The Santa Cruz island Dudleya is one of two plants being taken off the Endangered Species List because of its recovery from near extinction.
U.S. Fish and Wildlife Service
The Santa Cruz island Dudleya is one of two plants being taken off the Endangered Species List because of its recovery from near extinction.

Researchers, scientist, conservation leaders gather in Ventura to celebrate recovery of two endangered plants, and the ESA's anniversary.

They are the kinds of stories you hear on the news. A type of fish, a bird, a lizard, or a plant is teetering on the brink of extinction. With issues like loss of habitat, pollution, and climate change, many species are embattled.

So, it was refreshing this week to see more than a hundred researchers, and park officials gathering in Ventura to celebrate a victory: Two rare plants only found in the Channel Islands have recovered to the point where they can be removed from the Endangered Species List.

"One plant is Island Bedstraw, and that's a shrub that occurs formerly only on cliff sides, but since feral animals have been removed, it's come up in flat terraces. And, there's the Island Dudleya, which is a little succulent plant that's only found on Santa Cruz island," said Ken Niessen, who is a botanist with the U.S. Fish and Wildlife Service.

He said the plants were largely pushed to the brink of extinction by non-native grazing animals introduced to the islands, like pigs. Once the non-native species were removed, the plants started to recover.

"It shows the Endangered Species Act Works," said Niessen. "It shows the value of planning, and collaboration, and execution."

Conservationists say this win is about more than about saving two plant species in the Channel Islands. It shows what’s possible if we put resources into saving endangered species.

"I think of them as laboratories or outdoor classrooms. You'll see generations of work culminating in today's event," said Ethan McKinley, who is Superintendent of Channel Islands National Park. He talks about the symbolism of saving the two species.

"We have hope. We know these things can work," said McKinley. He admits it isn't easy. "It takes a tremendous amount of work."

Researchers and conservation officials gathered at the Channel Islands National Park Visitors Center in Ventura for a celebration. It’s not just honoring the plant’s recovery.

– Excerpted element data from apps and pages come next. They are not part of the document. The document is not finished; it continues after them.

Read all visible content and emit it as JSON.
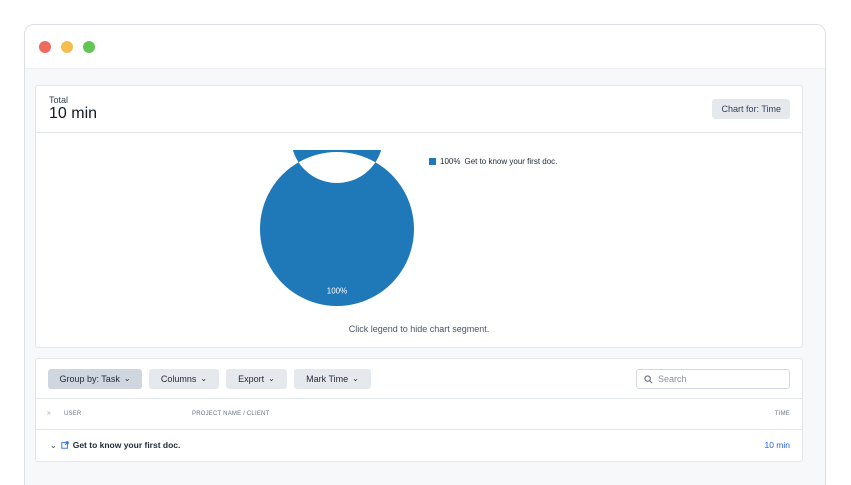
{
  "summary": {
    "total_label": "Total",
    "total_value": "10 min",
    "chart_for_label": "Chart for: Time",
    "chart_hint": "Click legend to hide chart segment."
  },
  "chart_data": {
    "type": "pie",
    "categories": [
      "Get to know your first doc."
    ],
    "values": [
      100
    ],
    "slice_labels": [
      "100%"
    ],
    "legend": [
      {
        "percent": "100%",
        "label": "Get to know your first doc."
      }
    ],
    "colors": [
      "#1f78b8"
    ],
    "legend_position": "top-right",
    "donut": true
  },
  "toolbar": {
    "group_by_label": "Group by: Task",
    "columns_label": "Columns",
    "export_label": "Export",
    "mark_time_label": "Mark Time",
    "search_placeholder": "Search"
  },
  "table": {
    "headers": {
      "user": "USER",
      "project": "PROJECT NAME / CLIENT",
      "time": "TIME"
    },
    "rows": [
      {
        "task": "Get to know your first doc.",
        "time": "10 min"
      }
    ]
  },
  "icons": {
    "window_controls": [
      "close-dot",
      "minimize-dot",
      "maximize-dot"
    ],
    "search": "search-icon",
    "expand_all": "double-chevron-icon",
    "row_toggle": "chevron-down-icon",
    "task_link": "external-link-icon"
  }
}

It’s also a celebration of the 50th anniversary of the Endangered Species Act, which helped make saving the plants possible.

"The ESA is an incredibly powerful tool," said Matt Strickler, who is Deputy Assistant Secretary for Fish and Wildlife and Parks with the U.S. Department of the Interior.

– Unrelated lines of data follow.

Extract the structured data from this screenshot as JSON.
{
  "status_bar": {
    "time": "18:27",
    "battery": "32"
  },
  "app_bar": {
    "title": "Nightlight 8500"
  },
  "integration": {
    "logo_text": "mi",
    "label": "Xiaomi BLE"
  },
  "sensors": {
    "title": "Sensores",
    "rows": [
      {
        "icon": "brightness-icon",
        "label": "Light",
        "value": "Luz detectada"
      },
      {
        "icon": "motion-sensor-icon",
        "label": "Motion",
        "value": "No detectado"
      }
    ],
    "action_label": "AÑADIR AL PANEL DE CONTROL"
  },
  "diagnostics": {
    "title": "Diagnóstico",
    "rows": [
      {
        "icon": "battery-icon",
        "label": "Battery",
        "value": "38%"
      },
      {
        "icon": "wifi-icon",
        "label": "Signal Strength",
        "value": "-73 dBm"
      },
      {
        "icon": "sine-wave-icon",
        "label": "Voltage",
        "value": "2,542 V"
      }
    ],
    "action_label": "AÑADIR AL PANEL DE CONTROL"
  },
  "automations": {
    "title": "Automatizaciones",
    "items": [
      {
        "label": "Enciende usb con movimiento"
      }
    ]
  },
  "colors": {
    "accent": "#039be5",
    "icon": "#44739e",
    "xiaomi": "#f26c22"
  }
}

"99% of the plants and animals that have been protected under the ESA are still with us. But, the challenges to recover them are significant," said Strickler.

While researchers and conservationists are celebrating, they also acknowledge we are facing huge challenges, with other species in the Channel Islands still in crisis.

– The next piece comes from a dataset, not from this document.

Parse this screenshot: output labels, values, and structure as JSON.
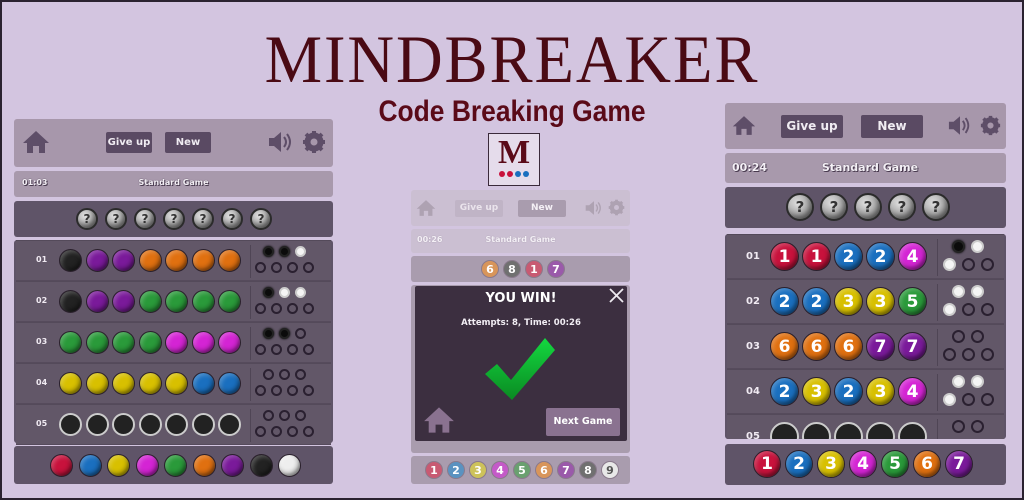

"We have 13 more (plant) species on the Endangered Species List," said McKinley. He said the goal is to get them off the list by 2035.

McKinley said as we commemorate 50 years of the Endangered Species Act, unfortunately, the need for it hasn’t dissipated. In fact, he said there are new challenges.

"What we're looking at out in the Channel Islands is really strong impacts from climate change, and invasive species...our efforts need to ramp up to face that challenge," said McKinley.

Lance Orozco has been News Director of KCLU since 2001, providing award-winning coverage of some of the biggest news events in the region, including the Thomas and Woolsey brush fires, the deadly Montecito debris flow, the Borderline Bar and Grill attack, and Ronald Reagan's funeral.